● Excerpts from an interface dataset
════
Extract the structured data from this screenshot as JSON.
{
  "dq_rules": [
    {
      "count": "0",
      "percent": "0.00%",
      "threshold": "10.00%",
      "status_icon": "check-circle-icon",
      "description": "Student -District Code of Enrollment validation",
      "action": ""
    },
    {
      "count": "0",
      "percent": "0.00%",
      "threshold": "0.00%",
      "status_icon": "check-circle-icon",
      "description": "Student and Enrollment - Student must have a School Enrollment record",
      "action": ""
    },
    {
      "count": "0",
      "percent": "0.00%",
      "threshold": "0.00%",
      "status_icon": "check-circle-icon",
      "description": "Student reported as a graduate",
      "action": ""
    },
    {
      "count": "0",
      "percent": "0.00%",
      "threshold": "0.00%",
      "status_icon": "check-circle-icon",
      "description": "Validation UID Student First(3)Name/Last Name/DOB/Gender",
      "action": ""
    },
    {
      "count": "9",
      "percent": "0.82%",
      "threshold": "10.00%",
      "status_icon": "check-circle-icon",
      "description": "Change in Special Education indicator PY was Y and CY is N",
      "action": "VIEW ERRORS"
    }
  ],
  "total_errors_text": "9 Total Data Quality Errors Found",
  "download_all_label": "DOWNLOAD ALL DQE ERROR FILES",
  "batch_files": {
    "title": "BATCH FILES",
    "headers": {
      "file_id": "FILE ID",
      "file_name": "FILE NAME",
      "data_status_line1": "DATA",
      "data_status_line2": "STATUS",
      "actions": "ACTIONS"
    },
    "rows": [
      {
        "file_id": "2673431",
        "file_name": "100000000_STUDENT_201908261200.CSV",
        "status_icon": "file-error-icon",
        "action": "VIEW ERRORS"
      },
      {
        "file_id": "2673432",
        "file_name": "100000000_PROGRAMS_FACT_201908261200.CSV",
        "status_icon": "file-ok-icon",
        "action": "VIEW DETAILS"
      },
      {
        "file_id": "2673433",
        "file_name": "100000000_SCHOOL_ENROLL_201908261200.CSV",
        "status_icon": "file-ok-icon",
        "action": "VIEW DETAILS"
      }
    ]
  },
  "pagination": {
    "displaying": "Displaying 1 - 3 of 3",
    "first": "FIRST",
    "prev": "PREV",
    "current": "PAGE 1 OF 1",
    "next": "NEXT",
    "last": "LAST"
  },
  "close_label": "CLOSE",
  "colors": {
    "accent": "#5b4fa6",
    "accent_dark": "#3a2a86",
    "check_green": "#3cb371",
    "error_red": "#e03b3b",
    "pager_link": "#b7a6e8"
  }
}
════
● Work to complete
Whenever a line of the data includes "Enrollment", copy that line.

● Written response
      "description": "Student -District Code of Enrollment validation",
      "description": "Student and Enrollment - Student must have a School Enrollment record",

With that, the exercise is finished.